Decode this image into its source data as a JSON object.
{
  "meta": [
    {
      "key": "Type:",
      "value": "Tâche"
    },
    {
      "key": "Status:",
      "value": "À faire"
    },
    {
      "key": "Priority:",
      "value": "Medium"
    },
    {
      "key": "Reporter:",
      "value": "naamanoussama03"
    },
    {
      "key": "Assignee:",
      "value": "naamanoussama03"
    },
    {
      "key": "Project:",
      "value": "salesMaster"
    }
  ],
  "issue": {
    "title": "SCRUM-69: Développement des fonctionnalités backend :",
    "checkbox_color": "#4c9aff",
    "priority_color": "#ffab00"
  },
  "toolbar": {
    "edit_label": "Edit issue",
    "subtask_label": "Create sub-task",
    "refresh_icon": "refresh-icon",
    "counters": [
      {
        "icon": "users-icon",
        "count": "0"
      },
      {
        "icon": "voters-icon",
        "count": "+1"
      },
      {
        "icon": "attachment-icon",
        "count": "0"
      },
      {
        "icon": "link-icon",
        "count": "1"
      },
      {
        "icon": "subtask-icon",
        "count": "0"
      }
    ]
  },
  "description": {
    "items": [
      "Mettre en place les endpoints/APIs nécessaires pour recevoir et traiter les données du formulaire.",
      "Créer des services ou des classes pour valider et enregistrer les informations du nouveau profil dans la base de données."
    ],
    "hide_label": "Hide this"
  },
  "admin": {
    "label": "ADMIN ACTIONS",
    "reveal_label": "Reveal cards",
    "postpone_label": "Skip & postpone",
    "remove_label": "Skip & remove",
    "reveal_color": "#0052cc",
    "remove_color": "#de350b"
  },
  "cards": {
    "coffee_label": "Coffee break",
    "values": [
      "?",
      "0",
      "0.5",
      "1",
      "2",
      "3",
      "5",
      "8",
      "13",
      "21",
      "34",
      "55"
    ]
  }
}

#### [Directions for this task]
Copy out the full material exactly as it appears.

#### [Reply]
Decode this image into its source data as a JSON object.
{
  "meta": [
    {
      "key": "Type:",
      "value": "Tâche"
    },
    {
      "key": "Status:",
      "value": "À faire"
    },
    {
      "key": "Priority:",
      "value": "Medium"
    },
    {
      "key": "Reporter:",
      "value": "naamanoussama03"
    },
    {
      "key": "Assignee:",
      "value": "naamanoussama03"
    },
    {
      "key": "Project:",
      "value": "salesMaster"
    }
  ],
  "issue": {
    "title": "SCRUM-69: Développement des fonctionnalités backend :",
    "checkbox_color": "#4c9aff",
    "priority_color": "#ffab00"
  },
  "toolbar": {
    "edit_label": "Edit issue",
    "subtask_label": "Create sub-task",
    "refresh_icon": "refresh-icon",
    "counters": [
      {
        "icon": "users-icon",
        "count": "0"
      },
      {
        "icon": "voters-icon",
        "count": "+1"
      },
      {
        "icon": "attachment-icon",
        "count": "0"
      },
      {
        "icon": "link-icon",
        "count": "1"
      },
      {
        "icon": "subtask-icon",
        "count": "0"
      }
    ]
  },
  "description": {
    "items": [
      "Mettre en place les endpoints/APIs nécessaires pour recevoir et traiter les données du formulaire.",
      "Créer des services ou des classes pour valider et enregistrer les informations du nouveau profil dans la base de données."
    ],
    "hide_label": "Hide this"
  },
  "admin": {
    "label": "ADMIN ACTIONS",
    "reveal_label": "Reveal cards",
    "postpone_label": "Skip & postpone",
    "remove_label": "Skip & remove",
    "reveal_color": "#0052cc",
    "remove_color": "#de350b"
  },
  "cards": {
    "coffee_label": "Coffee break",
    "values": [
      "?",
      "0",
      "0.5",
      "1",
      "2",
      "3",
      "5",
      "8",
      "13",
      "21",
      "34",
      "55"
    ]
  }
}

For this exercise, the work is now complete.